One 26-year-old Lebanese of Palestinian
origin living in Canada explains his conflict,
similar to the feelings of many others like him.
The following was received from him by e-mail and
is printed without editing. He did not want his
I am a non-typical gay Arab male who grew
up in Lebanon and then migrated to Canada.
Non-typical, I say, because I find myself very
different from the gay Arab men (gay men in
general) that I know. And I know quite a few. I
am able to find a trend in my behavior as I also
recognize the common traits that I find in the
men I am acquainted with. This leads me to
believe that I am different and perhaps they are
In addressing my homosexuality I try to
reconcile many things, namely religion, family,
culture and image. Religion , in my mind, tells
me not to over indulge. It also is a source of
guilt and fear of God. I am Muslim but my friend
tells me that my guilt is a Catholic guilt.
My parents raised me with a set of
expectations that no matter how much I fight and
how compromising my parents get, still is
embedded in me. It is inherent that I must
succeed. It is inherent no matter what my
limitations are. Not to say that my parents will
disown me or hurt me. They are very loving. Too
loving sometimes. By too loving I mean that they
foster dependence to a point that makes me feel
controlled most of the time and safe the rest of
Arab culture as I see it is two tier. One
side is the culture itself which I love and want
and am proud of, the other level is culture in
the context of common society. Arabs are perhaps
the most hypocritical ( in my view ) when it
comes to values. The facade is that of religion
and morality. Behind the closed doors is
everything else.
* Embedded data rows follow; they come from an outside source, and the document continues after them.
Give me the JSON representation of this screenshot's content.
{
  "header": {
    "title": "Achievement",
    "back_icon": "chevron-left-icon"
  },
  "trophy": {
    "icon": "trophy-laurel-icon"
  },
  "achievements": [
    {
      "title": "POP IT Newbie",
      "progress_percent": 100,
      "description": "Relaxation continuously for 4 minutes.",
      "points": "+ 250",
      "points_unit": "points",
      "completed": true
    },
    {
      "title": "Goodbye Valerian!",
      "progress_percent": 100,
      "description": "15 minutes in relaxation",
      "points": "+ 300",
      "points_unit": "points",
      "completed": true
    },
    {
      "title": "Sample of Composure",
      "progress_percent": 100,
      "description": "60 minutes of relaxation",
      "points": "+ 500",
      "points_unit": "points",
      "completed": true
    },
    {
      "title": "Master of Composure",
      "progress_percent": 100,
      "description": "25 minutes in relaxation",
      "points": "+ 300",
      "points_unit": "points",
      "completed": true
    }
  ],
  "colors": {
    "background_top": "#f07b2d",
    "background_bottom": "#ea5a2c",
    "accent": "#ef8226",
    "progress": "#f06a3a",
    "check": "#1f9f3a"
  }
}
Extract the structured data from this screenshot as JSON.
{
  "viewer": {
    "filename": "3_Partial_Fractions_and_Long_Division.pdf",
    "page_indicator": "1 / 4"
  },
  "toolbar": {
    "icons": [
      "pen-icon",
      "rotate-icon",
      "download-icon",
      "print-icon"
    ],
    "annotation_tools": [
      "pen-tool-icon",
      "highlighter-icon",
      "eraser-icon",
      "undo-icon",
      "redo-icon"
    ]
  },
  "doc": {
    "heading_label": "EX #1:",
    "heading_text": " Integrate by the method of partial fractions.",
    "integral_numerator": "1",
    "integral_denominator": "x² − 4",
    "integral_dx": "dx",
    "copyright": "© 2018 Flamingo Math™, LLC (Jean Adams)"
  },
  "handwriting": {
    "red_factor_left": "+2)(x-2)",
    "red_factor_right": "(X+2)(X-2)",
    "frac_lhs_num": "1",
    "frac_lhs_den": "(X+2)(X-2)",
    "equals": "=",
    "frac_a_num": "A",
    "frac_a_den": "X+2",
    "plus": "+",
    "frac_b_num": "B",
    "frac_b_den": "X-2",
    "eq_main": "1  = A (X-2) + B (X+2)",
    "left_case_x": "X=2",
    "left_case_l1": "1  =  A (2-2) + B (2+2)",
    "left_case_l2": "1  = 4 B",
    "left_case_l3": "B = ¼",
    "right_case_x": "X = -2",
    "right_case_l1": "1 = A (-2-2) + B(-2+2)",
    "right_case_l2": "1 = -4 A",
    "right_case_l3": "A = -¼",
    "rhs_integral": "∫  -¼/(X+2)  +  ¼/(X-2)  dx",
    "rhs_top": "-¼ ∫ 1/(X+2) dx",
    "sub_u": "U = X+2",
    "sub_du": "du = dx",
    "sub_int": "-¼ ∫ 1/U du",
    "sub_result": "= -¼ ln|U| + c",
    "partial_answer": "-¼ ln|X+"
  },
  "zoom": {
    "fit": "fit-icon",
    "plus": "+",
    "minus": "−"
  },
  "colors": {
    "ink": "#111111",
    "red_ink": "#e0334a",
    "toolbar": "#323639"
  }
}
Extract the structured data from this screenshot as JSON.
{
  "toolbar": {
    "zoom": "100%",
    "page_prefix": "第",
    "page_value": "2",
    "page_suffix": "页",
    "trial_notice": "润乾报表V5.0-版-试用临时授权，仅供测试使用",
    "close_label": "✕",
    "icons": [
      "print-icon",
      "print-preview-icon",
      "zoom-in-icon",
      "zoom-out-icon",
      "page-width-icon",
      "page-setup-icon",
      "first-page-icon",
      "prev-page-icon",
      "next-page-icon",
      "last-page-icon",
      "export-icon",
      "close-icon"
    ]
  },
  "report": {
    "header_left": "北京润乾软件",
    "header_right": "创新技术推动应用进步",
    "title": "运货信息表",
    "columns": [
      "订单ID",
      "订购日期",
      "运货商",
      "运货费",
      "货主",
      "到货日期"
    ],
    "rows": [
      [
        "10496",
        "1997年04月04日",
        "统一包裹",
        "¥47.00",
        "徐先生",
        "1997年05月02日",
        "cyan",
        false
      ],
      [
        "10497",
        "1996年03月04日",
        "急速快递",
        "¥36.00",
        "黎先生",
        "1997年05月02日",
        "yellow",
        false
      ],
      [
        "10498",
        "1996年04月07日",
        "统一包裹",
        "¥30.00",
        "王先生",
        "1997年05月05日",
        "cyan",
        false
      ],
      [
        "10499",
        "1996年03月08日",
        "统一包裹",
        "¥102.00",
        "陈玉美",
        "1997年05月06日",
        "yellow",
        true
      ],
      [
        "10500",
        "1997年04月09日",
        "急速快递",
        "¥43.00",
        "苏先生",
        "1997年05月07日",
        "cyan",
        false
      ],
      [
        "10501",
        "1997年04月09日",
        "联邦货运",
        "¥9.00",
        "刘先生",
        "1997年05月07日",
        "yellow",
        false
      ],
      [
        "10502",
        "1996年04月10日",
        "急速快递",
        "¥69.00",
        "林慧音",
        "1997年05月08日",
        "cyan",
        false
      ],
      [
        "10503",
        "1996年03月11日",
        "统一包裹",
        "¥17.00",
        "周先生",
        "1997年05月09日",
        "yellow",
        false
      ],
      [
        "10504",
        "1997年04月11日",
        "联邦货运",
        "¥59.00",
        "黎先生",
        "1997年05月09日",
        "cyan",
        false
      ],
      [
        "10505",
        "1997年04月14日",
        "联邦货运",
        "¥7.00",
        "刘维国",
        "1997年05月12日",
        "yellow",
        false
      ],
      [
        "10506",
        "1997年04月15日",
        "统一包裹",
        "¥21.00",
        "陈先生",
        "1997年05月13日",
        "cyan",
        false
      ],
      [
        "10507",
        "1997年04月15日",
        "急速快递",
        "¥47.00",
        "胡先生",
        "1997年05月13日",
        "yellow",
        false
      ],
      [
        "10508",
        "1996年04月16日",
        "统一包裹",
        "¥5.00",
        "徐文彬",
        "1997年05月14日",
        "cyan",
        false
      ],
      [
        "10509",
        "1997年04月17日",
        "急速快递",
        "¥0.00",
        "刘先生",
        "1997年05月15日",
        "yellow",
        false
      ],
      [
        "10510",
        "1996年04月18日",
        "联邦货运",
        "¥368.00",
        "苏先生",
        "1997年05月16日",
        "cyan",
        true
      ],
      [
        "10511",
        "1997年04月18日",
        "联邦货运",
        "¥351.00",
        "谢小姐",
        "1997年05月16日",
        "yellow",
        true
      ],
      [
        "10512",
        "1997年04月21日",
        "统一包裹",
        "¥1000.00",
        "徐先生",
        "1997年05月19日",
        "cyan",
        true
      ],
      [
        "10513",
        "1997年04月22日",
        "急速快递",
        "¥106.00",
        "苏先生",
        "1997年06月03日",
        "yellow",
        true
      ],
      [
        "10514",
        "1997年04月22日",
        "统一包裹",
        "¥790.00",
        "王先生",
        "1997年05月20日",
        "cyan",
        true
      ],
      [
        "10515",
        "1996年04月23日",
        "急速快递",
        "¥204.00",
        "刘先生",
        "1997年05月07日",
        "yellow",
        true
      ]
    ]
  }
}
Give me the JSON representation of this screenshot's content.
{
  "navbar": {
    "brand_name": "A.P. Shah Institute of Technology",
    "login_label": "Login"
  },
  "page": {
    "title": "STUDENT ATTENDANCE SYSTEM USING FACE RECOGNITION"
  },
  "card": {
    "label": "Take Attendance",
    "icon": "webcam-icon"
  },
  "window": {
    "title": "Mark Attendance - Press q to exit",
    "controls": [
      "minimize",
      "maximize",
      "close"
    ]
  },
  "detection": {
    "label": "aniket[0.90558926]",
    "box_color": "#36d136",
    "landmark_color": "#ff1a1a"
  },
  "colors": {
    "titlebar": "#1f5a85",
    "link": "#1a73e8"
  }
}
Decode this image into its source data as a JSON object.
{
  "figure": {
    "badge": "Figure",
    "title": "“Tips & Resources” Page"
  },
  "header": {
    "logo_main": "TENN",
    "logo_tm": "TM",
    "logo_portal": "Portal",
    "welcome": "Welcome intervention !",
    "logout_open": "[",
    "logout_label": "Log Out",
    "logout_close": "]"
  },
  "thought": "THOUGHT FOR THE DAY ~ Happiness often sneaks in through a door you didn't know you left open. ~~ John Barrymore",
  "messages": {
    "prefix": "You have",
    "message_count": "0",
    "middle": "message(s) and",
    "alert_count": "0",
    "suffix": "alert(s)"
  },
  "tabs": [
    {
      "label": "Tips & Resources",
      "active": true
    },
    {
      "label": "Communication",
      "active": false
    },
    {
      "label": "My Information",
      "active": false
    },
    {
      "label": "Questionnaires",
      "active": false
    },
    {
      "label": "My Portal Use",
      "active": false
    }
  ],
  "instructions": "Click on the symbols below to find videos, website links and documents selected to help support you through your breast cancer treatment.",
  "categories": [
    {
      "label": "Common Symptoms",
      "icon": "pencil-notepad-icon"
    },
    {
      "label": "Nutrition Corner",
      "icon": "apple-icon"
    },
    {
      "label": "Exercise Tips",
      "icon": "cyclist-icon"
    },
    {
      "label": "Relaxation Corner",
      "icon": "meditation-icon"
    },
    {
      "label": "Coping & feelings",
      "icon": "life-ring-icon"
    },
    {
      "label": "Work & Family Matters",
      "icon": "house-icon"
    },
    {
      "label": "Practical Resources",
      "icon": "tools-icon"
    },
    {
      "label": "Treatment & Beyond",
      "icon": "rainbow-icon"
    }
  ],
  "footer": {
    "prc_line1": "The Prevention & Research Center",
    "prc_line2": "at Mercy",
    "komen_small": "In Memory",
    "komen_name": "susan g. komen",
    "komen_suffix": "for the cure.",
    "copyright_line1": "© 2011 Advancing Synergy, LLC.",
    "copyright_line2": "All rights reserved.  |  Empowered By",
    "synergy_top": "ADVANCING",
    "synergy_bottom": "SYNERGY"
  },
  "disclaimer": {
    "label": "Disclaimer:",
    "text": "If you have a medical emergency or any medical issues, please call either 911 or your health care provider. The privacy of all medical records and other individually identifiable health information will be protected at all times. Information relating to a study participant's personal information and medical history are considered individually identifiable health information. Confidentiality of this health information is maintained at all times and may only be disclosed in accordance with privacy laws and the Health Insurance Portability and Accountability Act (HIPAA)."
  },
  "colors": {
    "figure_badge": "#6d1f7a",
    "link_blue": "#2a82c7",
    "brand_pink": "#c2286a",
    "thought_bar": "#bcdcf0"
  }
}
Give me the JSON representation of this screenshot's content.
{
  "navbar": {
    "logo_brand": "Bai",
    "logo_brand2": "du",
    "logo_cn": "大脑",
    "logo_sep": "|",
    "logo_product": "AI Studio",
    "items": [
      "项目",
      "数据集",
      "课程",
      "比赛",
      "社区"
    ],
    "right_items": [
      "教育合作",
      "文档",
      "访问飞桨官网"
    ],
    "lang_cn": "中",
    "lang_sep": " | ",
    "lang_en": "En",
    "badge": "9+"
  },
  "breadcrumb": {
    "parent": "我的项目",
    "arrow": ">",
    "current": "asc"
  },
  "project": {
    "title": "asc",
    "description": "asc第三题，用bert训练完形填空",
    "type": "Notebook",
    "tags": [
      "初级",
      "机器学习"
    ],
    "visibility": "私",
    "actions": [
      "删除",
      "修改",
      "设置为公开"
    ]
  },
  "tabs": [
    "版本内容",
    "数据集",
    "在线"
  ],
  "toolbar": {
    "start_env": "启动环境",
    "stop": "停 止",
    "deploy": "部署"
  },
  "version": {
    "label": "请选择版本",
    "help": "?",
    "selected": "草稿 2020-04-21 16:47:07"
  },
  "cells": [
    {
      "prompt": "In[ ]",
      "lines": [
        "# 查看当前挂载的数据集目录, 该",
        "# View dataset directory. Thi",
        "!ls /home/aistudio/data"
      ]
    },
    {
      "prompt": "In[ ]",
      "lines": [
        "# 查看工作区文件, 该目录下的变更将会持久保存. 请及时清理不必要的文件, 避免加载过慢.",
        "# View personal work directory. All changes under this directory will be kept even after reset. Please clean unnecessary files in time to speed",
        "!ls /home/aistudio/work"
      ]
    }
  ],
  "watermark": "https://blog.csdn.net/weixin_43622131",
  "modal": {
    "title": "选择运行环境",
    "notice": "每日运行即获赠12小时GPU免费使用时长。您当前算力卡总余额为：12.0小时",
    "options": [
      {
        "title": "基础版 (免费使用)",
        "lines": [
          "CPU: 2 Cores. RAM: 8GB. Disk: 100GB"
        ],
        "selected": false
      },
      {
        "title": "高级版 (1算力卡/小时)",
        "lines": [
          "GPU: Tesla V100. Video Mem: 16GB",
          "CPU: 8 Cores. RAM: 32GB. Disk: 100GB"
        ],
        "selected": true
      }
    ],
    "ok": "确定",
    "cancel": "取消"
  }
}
The two main things I pray one
day will happen are that we will become assertive
internationally and protect our rights, the other
is that we will undo the sexism that we are
The last aspect is image. This is personal.
We can blame everyone but we must also look
within. I look at myself honestly and I see a guy
who does not entirely accept himself. This is the
number one hindrance to change. I see myself
being proud and then I see myself being quiet and
complacent. I attribute that to me. I am not
being up to the challenge of being gay. I see
myself wanting a woman and children whenever I am
acquainted with a girl who may be interested in
me in the context of marriage.
As I said I am non-typical or I choose to
feel this way. I try to reconcile heterosexual
values with homosexual life. I go in circles and
I find that it all boils down to me as a person.
I have to be happy. I find what makes me feel
happy, what fulfills me and the rest just falls
In brief, growing up I was a naive and
chronically introverted kid with a lot of
imagination and no support or anyone to share
with. I was never really able to conceive what
sex was in its biological sense until I was in
Canada and was reading a lot. I did not know
about anal sex until I read about it. I never
experimented with other boys. The closest I got
to that was physical play such as wrestling with
How do you know the Earth is not flat until
you are told it is not? When one looks at it, the
Earth looks flat. Similarly society looks
This young man considers himself a non-typical
Arab gay, but another young Arab man pointed out
in a response to him that he was in fact typical:
I am a non-typical gay Arab male you're
wrong. You ARE the typical Gay Arab male. Your
post was very interesting. You reminded me what I
was a few years ago, but also I realized that I
didn't advance so much!. When I go home or when I
am with my family, I am exactly like you.
Homosexual sex is not new. It has been around
in the Arab world for a long time. The problem is
love. "Once you decide to explore your
identity beyond sexual activity, once you decide
to reject your patriarchal role... this is when
you get in trouble," Zakharia says.
In countries such as Lebanon, Palestine,
Egypt, Syria, and Jordan, society is slowly
changing and emulating the West. With their
proximity to Western culture and thought, and
people being exposed to new concepts regarding
gender roles and sexuality, platforms for debate
on homosexuality are opening up.
In Lebanon, society is slowly shifting from a
Patriarchal model to a "nuclear" family
model; this years attempt to introduce
civil marriage is a prime example. Other
post-Colonialist countries in the region are
following, such as Tunis, Zakharia says.